Two recent articles cover topics which library patrons and the reading public in general might find of interest. The first is Robert Darnton’s June 12 New York Review of Books article entitled The Library in the New Age. Darton is Director of the University Library at Harvard, and while he is principally concerned with the relevance of research libraries in the current information age, (he argues convincingly that every age is an age of information) some of his key points are equally applicable to public libraries. The whole article is well worth reading. His case for the instability of information is particularly good, with a wonderful example based on contemporary reports of

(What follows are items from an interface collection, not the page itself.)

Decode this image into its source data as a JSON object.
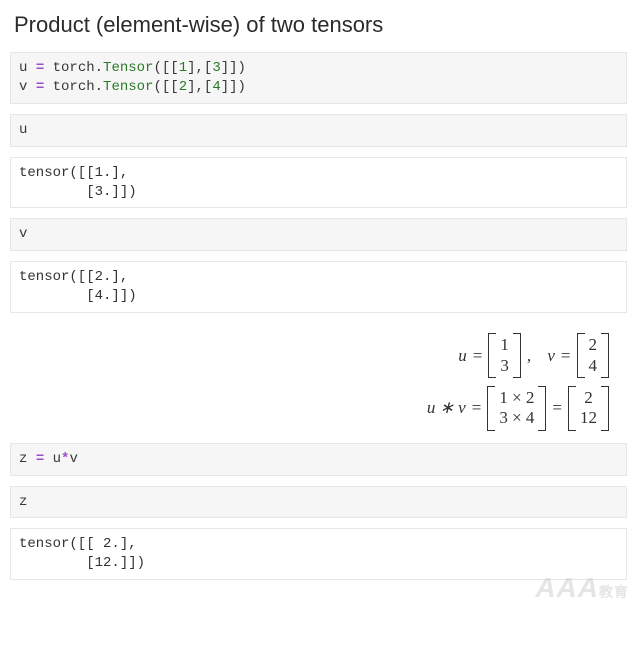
{
  "title": "Product (element-wise) of two tensors",
  "cells": {
    "c1": {
      "u_def": {
        "lhs": "u",
        "eq": "=",
        "mod": "torch",
        "dot": ".",
        "call": "Tensor",
        "args": "([[1],[3]])",
        "n1": "1",
        "n2": "3"
      },
      "v_def": {
        "lhs": "v",
        "eq": "=",
        "mod": "torch",
        "dot": ".",
        "call": "Tensor",
        "args": "([[2],[4]])",
        "n1": "2",
        "n2": "4"
      }
    },
    "c2": {
      "expr": "u"
    },
    "c2_out": "tensor([[1.],\n        [3.]])",
    "c3": {
      "expr": "v"
    },
    "c3_out": "tensor([[2.],\n        [4.]])",
    "c4": {
      "lhs": "z",
      "eq": "=",
      "rhs_a": "u",
      "star": "*",
      "rhs_b": "v"
    },
    "c5": {
      "expr": "z"
    },
    "c5_out": "tensor([[ 2.],\n        [12.]])"
  },
  "math": {
    "eq1": {
      "u": "u",
      "eq_a": "=",
      "u_r1": "1",
      "u_r2": "3",
      "comma": ",",
      "v": "v",
      "eq_b": "=",
      "v_r1": "2",
      "v_r2": "4"
    },
    "eq2": {
      "lhs": "u ∗ v",
      "eq_a": "=",
      "m_r1": "1 × 2",
      "m_r2": "3 × 4",
      "eq_b": "=",
      "r_r1": "2",
      "r_r2": "12"
    }
  },
  "watermark": {
    "big": "AAA",
    "small": "教育"
  }
}
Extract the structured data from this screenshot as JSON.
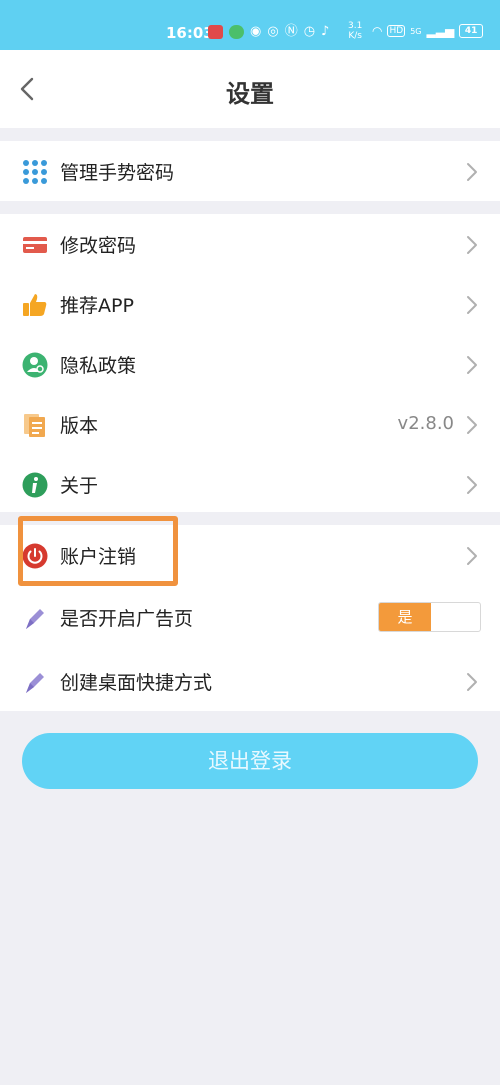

For those who value public libraries, there are some particularly resonant comments at the end of the article. I am especially fond of the following passages: “[D] on’t think of it [the library] as a warehouse or museum. While dispensing books most research libraries operate a nerve centers for transmitting electronic impulses…As a citadel of learning and as a platform for adventure on the Internet, the research library still deserves to stand at the center of the campus, preserving the past and accumulating energy for the future.” I think these sentiments are equally applicable to public libraries. While dispensing books and other media, the Otis library is also a forum, and a conduit for information in digital and printed formats. It is a source for original research, a classroom, and a community center. This is as it should be. A key challenge for Otis and other libraries now and in the future will be maintaining their importance to the communities they serve. That requires adaptability to changing needs. Otis Library takes that challenge seriously, and strives to be a good example of what Darnton calls a traditional service moving with the times.